We are currently confronted with this scene on television almost every day – and many have to look the other way: bare upper arms, rubber gloves, it has not happened yet. But then: Zack is the needle. Many don’t get vaccinated – for that reason alone. The Max Planck Institute for Psychiatry (MPI) in Munich is now offering those affected a short behavioral therapy program to treat the syringe phobia.
You can hardly see it, it weighs almost nothing, its outer diameter is 0.254 mm – twice that of a strong adult hair. The worst that can happen when this thin metal tube is stabbed into your skin for seconds is a droplet or two of blood. Many of them don’t even feel a spade when they are vaccinated, because the cannula is sharpened with a multiple bevel and almost without resistance finds its way into the muscle where the vaccine is to be deposited. Nevertheless, many can hardly stand the sight or are therefore most afraid of going to the COVID-19 vaccination. A completely unfounded fear – but a human one.
Short-term intervention program with six sessions
“Blood tests, vaccinations or small interventions can trigger very strong fears and sometimes fainting in some people, so that they avoid them or experience them only with very high stress and strain,” says Angelika Erhardt, senior doctor and head of the outpatient department for psychiatry and psychotherapy at Munich Max Planck Institute. “Especially now, when vaccinations against COVID-19 are so important, this is a big problem for those affected.” So that this vital vaccination does not fail at this recoverable hurdle, the MPI is now offering a behavioral short-term intervention program.
Therapy: learn to look in gentle steps
In the case of blood, syringe and injury phobia, so-called “in vivo exposure” is the therapy of choice. This means: the therapists gradually introduce their patients to the fearful event and confront them. If it is a phobia of syringes, see Those affected first look at pictures and then films of the situation together with therapists until they are ready to receive an injection or to be piked. This takes place in around six sessions. “The short intervention is very effective,” says Angelika Erhardt, head of the Ambulance at the MPI. “Even if the fear is not completely gone afterwards, vaccinations or other interventions are usually easy to carry out.”
“I can’t see blood”: where it comes from

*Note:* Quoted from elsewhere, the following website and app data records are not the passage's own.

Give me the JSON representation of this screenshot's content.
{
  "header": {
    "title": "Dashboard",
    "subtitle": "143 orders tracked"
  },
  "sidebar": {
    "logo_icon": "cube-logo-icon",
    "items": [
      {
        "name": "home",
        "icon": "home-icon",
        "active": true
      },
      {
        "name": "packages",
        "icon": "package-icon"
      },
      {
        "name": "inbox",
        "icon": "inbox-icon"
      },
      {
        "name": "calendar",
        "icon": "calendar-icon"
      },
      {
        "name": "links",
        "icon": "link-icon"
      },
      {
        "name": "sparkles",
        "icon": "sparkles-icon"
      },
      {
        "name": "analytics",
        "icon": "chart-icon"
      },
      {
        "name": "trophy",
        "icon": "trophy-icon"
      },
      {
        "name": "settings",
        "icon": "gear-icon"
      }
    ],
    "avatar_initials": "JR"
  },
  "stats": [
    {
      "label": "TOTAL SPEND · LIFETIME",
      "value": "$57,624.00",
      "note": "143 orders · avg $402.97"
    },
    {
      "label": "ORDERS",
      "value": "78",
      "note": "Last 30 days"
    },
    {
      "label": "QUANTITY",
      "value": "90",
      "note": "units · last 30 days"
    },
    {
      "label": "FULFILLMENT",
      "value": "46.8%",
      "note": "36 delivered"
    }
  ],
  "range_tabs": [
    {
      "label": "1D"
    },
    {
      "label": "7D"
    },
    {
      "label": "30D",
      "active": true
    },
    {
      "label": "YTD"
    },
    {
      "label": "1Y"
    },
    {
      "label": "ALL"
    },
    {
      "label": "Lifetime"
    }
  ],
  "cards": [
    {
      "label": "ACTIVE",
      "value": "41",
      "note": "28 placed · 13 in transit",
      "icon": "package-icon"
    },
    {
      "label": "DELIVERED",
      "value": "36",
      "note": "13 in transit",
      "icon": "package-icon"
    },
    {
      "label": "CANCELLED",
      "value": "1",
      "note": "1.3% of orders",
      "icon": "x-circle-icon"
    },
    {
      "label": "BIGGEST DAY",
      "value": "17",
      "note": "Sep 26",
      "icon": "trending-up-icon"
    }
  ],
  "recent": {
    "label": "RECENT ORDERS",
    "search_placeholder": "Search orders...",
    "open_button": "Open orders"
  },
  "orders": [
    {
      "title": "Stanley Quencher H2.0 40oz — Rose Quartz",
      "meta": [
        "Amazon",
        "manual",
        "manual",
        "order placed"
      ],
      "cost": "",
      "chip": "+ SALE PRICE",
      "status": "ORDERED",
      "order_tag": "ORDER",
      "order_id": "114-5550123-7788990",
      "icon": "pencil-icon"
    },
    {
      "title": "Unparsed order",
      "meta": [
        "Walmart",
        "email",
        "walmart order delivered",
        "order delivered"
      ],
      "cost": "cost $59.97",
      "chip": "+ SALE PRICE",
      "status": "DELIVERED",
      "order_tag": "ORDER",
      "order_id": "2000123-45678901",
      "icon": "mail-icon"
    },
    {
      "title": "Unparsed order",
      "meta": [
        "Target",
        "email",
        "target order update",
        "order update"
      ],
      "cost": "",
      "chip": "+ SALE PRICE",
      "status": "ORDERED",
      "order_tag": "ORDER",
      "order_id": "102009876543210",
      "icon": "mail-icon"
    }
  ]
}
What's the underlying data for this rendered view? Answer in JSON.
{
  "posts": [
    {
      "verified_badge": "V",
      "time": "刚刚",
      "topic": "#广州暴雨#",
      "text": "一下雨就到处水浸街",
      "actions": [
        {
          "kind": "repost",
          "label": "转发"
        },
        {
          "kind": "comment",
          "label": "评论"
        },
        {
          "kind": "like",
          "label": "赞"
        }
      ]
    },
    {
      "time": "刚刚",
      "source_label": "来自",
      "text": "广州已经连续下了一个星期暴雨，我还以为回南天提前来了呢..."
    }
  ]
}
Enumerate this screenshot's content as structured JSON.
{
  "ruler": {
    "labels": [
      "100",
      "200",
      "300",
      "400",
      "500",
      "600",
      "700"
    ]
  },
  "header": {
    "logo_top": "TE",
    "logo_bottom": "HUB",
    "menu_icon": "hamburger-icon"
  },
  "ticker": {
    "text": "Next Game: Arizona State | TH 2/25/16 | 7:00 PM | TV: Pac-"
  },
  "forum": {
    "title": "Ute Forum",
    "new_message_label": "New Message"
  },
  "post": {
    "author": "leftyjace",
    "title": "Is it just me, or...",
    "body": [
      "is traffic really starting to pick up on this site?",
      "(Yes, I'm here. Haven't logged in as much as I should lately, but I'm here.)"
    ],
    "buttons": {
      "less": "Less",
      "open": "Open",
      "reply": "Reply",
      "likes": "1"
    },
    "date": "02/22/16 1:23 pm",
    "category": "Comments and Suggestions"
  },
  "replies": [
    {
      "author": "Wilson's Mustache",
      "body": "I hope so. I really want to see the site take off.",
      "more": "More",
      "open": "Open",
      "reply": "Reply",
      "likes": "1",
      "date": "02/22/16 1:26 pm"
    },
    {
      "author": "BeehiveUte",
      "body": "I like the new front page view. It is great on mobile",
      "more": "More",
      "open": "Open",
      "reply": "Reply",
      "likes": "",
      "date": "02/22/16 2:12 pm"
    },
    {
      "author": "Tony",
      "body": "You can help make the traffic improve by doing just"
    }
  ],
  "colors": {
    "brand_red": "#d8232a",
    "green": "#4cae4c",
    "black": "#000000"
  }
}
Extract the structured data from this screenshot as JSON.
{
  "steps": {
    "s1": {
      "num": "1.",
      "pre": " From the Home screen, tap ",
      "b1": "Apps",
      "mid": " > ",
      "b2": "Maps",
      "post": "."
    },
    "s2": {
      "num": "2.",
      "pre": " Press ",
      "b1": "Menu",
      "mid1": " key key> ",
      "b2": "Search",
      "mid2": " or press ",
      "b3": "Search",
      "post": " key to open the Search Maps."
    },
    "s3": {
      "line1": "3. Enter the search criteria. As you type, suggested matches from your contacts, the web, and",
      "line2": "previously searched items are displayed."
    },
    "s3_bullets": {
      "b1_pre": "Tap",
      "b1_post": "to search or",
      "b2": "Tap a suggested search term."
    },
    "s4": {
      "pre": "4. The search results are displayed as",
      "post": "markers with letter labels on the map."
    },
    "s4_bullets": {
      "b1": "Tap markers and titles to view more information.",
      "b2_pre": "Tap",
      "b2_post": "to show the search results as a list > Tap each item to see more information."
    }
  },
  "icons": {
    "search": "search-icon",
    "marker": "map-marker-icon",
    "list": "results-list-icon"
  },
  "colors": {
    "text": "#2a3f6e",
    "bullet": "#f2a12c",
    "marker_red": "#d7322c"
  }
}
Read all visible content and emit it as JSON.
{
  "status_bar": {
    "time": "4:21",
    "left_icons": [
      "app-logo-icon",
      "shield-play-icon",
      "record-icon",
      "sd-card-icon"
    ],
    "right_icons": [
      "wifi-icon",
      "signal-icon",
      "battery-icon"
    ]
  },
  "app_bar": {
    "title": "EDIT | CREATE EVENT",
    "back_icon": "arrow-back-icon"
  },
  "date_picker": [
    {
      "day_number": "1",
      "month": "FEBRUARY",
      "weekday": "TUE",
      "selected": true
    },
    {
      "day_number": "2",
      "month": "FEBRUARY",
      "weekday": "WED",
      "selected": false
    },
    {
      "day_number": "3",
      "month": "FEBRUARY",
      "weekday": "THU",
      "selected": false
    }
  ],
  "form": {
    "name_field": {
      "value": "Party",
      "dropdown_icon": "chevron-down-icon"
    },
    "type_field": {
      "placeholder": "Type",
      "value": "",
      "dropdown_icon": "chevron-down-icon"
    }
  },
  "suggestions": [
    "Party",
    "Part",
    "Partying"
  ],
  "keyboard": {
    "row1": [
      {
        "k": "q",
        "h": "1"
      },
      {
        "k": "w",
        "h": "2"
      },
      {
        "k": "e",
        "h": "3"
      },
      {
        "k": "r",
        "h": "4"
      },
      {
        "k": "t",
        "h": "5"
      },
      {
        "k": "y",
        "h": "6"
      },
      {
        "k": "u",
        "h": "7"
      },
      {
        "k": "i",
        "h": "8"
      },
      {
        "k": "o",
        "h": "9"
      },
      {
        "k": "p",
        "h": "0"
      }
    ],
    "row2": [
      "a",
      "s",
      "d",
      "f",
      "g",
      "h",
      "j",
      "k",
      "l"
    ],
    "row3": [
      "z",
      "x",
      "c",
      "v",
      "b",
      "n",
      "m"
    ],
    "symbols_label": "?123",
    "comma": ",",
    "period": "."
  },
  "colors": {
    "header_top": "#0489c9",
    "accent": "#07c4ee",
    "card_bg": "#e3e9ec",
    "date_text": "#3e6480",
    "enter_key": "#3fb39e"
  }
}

The central fear reaction in the “blood injection injury phobia” relates to seeing blood, the injection itself and the associated pain stimulus and loss of control, for example through fainting. If the phobia is left untreated, it can mean that those affected avoid important treatments or preventive measures – for years or even for life. “The fears can be so strong that they only perceive necessary medical interventions or preventive measures under very high stress or not at all – possibly with negative consequences for their health,” the MPI continues. In childhood and young adulthood, the number of those affected is high at around 20 percent; the prevalence over the entire lifespan is around three percent, as the incidence of the disease drops significantly in old age.
According to the MPI, little research has been done to date on how many adults refuse to be vaccinated because they are phobia of syringes. However, it is estimated that it amounts to 5 to 7 percent of the total population. 16 percent of the patients in acute treatment are affected, 18 percent of those employed in the health sector and 8 percent of those employed in hospitals.
Information on treatment and registration on the MPI website: